There are a number of limits within the Amazon DynamoDB service you need to be aware of. The default limits listed on the left in the table are set by AWS globally. You can request that AWS increase these quotas for a specific account, in a specific region, by requesting a limit increase.

Three important limitations within Amazon DynamoDB are the maximum record size of 400KB, the 256 table limit, and the limit of 10 indexes per table. These limits are all per region. There are a number of use cases where Amazon DynamoDB is the perfect storage solution, and a number where an alternate Amazon solution would potentially provide a better solution. Amazon DynamoDB delivers seamless throughput and storage scaling via API, and the Amazon Management Console.

There is virtually no limit on how much throughput of storage that you can dial up at a time. Amazon DynamoDB provides a predictable, low latency response time for storing and accessing data at any scale. Amazon DynamoDB can store both structured and semi-structured data, but is designed to stored any amount of semi-structured data, and to be able to read, write and modify it quickly, efficiently, and with predictable performance.

If you want to access large volumes of data via a traditional BI tool, then Amazon Redshift provides a more effective Amazon Big Data service, as it allows the BI tools to use their standard SQL query capabilities to access this data. If you need to run advanced analytic algorithms, then Amazon EMR or Amazon Machine Learning are better solutions than Amazon DynamoDB.

About the Author

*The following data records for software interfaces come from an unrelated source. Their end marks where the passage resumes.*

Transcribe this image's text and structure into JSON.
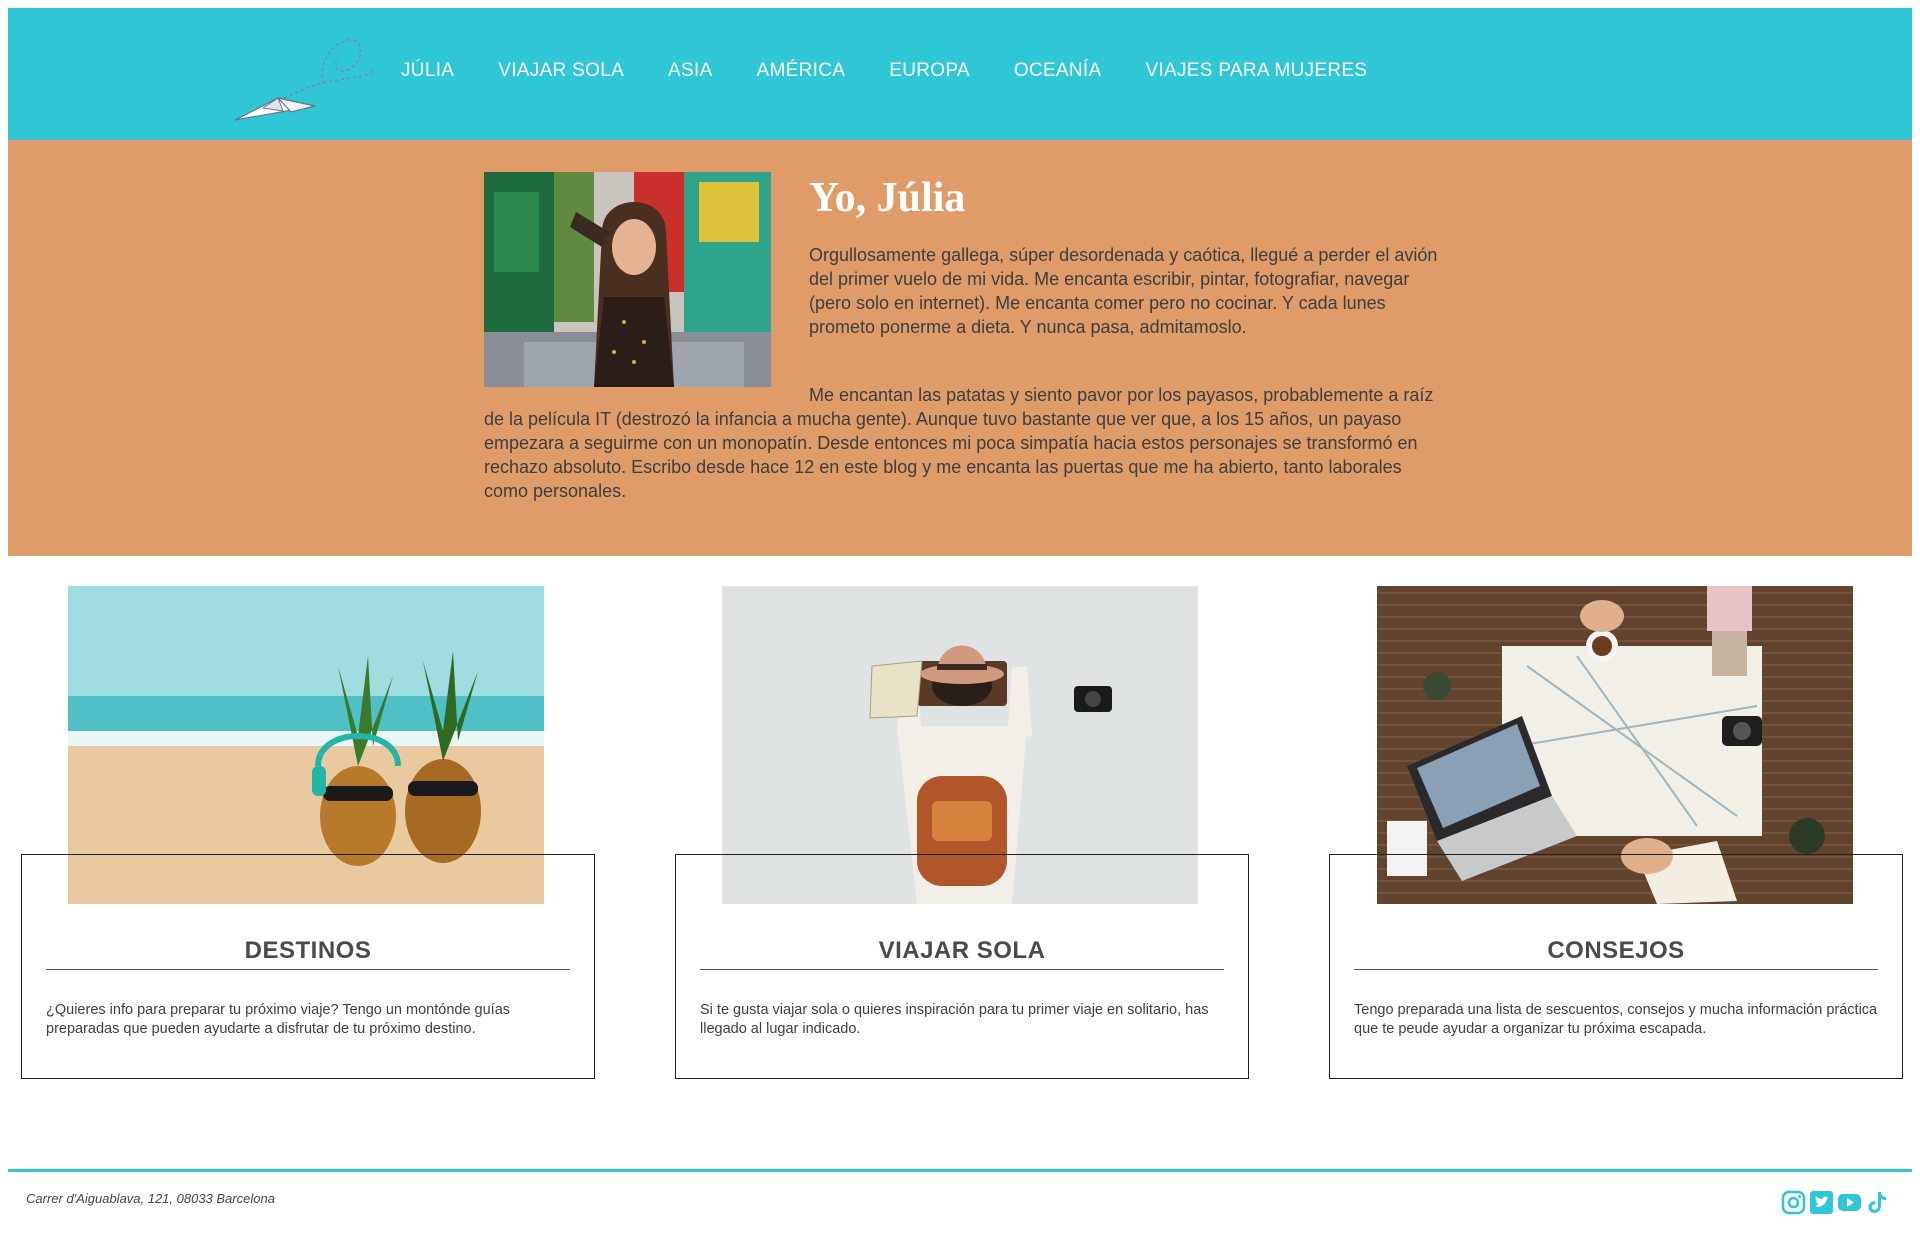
{
  "nav": {
    "items": [
      "JÚLIA",
      "VIAJAR SOLA",
      "ASIA",
      "AMÉRICA",
      "EUROPA",
      "OCEANÍA",
      "VIAJES PARA MUJERES"
    ]
  },
  "about": {
    "title": "Yo, Júlia",
    "paragraph1": "Orgullosamente gallega, súper desordenada y caótica, llegué a perder el avión del primer vuelo de mi vida. Me encanta escribir, pintar, fotografiar, navegar (pero solo en internet). Me encanta comer pero no cocinar. Y cada lunes prometo ponerme a dieta. Y nunca pasa, admitamoslo.",
    "paragraph2": "Me encantan las patatas y siento pavor por los payasos, probablemente a raíz de la película IT (destrozó la infancia a mucha gente). Aunque tuvo bastante que ver que, a los 15 años, un payaso empezara a seguirme con un monopatín. Desde entonces mi poca simpatía hacia estos personajes se transformó en rechazo absoluto. Escribo desde hace 12 en este blog y me encanta las puertas que me ha abierto, tanto laborales como personales."
  },
  "cards": [
    {
      "title": "DESTINOS",
      "text": "¿Quieres info para preparar tu próximo viaje? Tengo un montónde guías preparadas que pueden ayudarte a disfrutar de tu próximo destino."
    },
    {
      "title": "VIAJAR SOLA",
      "text": "Si te gusta viajar sola o quieres inspiración para tu primer viaje en solitario, has llegado al lugar indicado."
    },
    {
      "title": "CONSEJOS",
      "text": "Tengo preparada una lista de sescuentos, consejos y mucha información práctica que te peude ayudar a organizar tu próxima escapada."
    }
  ],
  "footer": {
    "address": "Carrer d'Aiguablava, 121, 08033 Barcelona",
    "socials": [
      "instagram-icon",
      "twitter-icon",
      "youtube-icon",
      "tiktok-icon"
    ]
  },
  "colors": {
    "header": "#2fc6d6",
    "about_bg": "#df9c69",
    "footer_line": "#2fc6d6"
  }
}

Shane has been emerged in the world of data, analytics and business intelligence for over 20 years, and for the last few years he has been focusing on how Agile processes and cloud computing technologies can be used to accelerate the delivery of data and content to users.

He is an avid user of the AWS cloud platform to help deliver this capability with increased speed and decreased costs. In fact its often hard to shut him up when he is talking about the innovative solutions that AWS can help you to create, or how cool the latest AWS feature is.

Shane hails from the far end of the earth, Wellington New Zealand, a place famous for Hobbits and Kiwifruit. However your more likely to see him partake of a good long black or an even better craft beer.